Browsing 30 - 40 results of 174 programs for subject - Art
Cheryl E. Leonard is a composer, performer, and instrument builder who creates instruments from unusual raw materials—everything from glass shards and pinecones to glaciers and box springs. Here she performs Selections from Antarctica: Music from the Ice with Phillip Greelief, as part of the Exploratorium’s Resonance series. Japanese artist Fujiko Nakaya muses on her ephemeral outdoor creation for the Exploratorium—the Fog Bridge—explaining it as both an homage to San Francisco and a conversation with nature itself. Musician and comedian Reggie Watts improvises in the Sound Column at the Exploratorium's former home using only his voice and a looping machine. British artist and tinkerer Tim Hunkin takes a break from installing his latest creation for the Exploratorium — a massive, whimsical, kinetically sculptural clock featuring legions of tiny tinkerers at work — to discuss the clock’s inspiration and evolution over a proper English cup of tea. Find your rhythm. Come play at the Exploratorium! Now open at Pier 15 in San Francisco.
Fog Bridge #72494 |
Artist: Fujiko Nakaya |
Fujiko Nakaya’s fog installation stretches across the 150-foot-long pedestrian bridge that spans the water between Piers 15 and 17. Water pumped at high pressure through more than 800 nozzles shrouds participants in mist and puts their own perceptions at the center of their experience. As part of the festivities in honor of the Exploratorium's opening at Pier 15, Obscura Digital, internationally recognized creative technology innovators, transformed the historic façade of Pier 15 into a spectacular, interactive odyssey through micro and macro phenomena on multiple time scales.

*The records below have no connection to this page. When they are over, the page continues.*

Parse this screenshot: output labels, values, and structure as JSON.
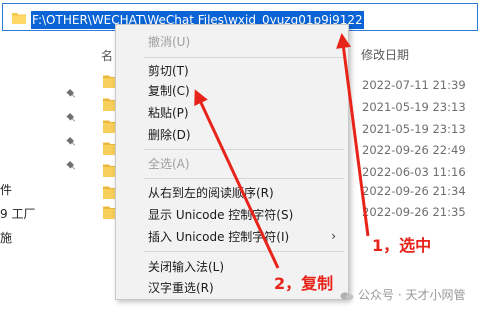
{
  "address_bar": {
    "path": "F:\\OTHER\\WECHAT\\WeChat Files\\wxid_0yuzg01p9j9122"
  },
  "nav_pane": {
    "fragments": [
      "件",
      "9 工厂",
      "施"
    ]
  },
  "file_list": {
    "name_header": "名",
    "date_header": "修改日期",
    "dates": [
      "2022-07-11 21:39",
      "2021-05-19 23:13",
      "2021-05-19 23:13",
      "2022-09-26 22:49",
      "2022-06-03 11:16",
      "2022-09-26 21:34",
      "2022-09-26 21:35"
    ]
  },
  "context_menu": {
    "items": [
      {
        "label": "撤消(U)",
        "disabled": true
      },
      {
        "label": "剪切(T)",
        "disabled": false
      },
      {
        "label": "复制(C)",
        "disabled": false
      },
      {
        "label": "粘贴(P)",
        "disabled": false
      },
      {
        "label": "删除(D)",
        "disabled": false
      },
      {
        "label": "全选(A)",
        "disabled": true
      },
      {
        "label": "从右到左的阅读顺序(R)",
        "disabled": false
      },
      {
        "label": "显示 Unicode 控制字符(S)",
        "disabled": false
      },
      {
        "label": "插入 Unicode 控制字符(I)",
        "disabled": false
      },
      {
        "label": "关闭输入法(L)",
        "disabled": false
      },
      {
        "label": "汉字重选(R)",
        "disabled": false
      }
    ],
    "submenu_arrow": "›"
  },
  "annotations": {
    "step1": "1，选中",
    "step2": "2，复制",
    "accent_color": "#e8231a"
  },
  "watermark": {
    "text": "公众号 · 天才小网管"
  }
}
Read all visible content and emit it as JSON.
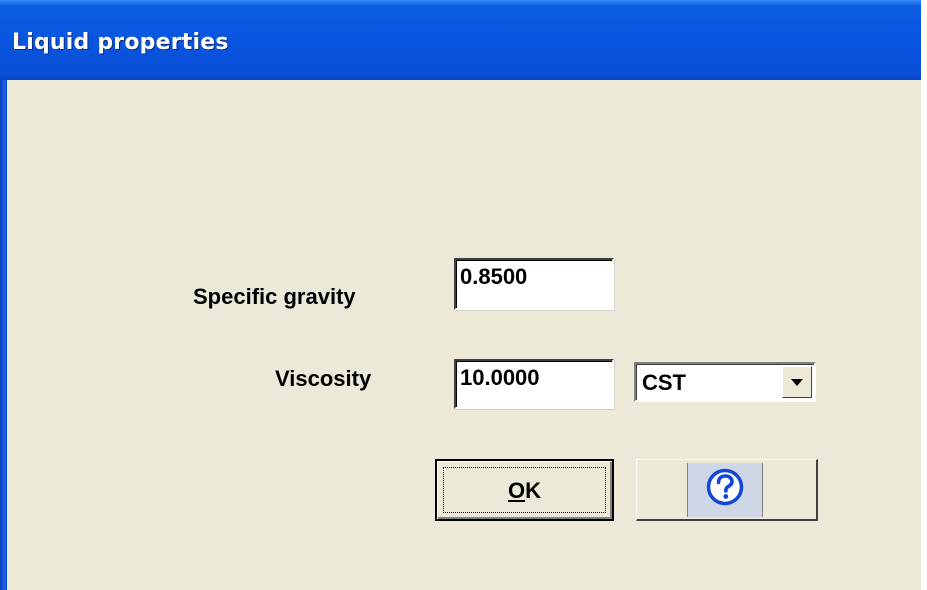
{
  "window": {
    "title": "Liquid properties"
  },
  "fields": {
    "specific_gravity": {
      "label": "Specific gravity",
      "value": "0.8500"
    },
    "viscosity": {
      "label": "Viscosity",
      "value": "10.0000",
      "unit_selected": "CST"
    }
  },
  "buttons": {
    "ok_prefix": "",
    "ok_mnemonic": "O",
    "ok_suffix": "K",
    "help_icon": "question-mark-circle-icon"
  },
  "colors": {
    "titlebar": "#0955e1",
    "dialog_bg": "#ece9d8",
    "help_icon": "#1047d6"
  }
}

As a part of the Exploratorium's opening ceremonies, Miwa Matreyek performed in our Outdoor Gallery on April 17, 2013. In her live performance, Matreyek interacted with beautifully expressed cinematic narratives that unfolded as wondrous journeys, exploring nature and the human imagination.
For thousands of years, Indian women have created these elaborate geometric designs using a variety of natural materials—flowers, spices, sand, and natural pigment—to mark auspicious occasions, celebrations, and milestones. Since 1969, the Exploratorium has set the standard for hands-on, inquiry-based education. See how our new Pier 15 home, with its new exhibits and expanded resources, is helping us achieve our mission: to change the way the world learns.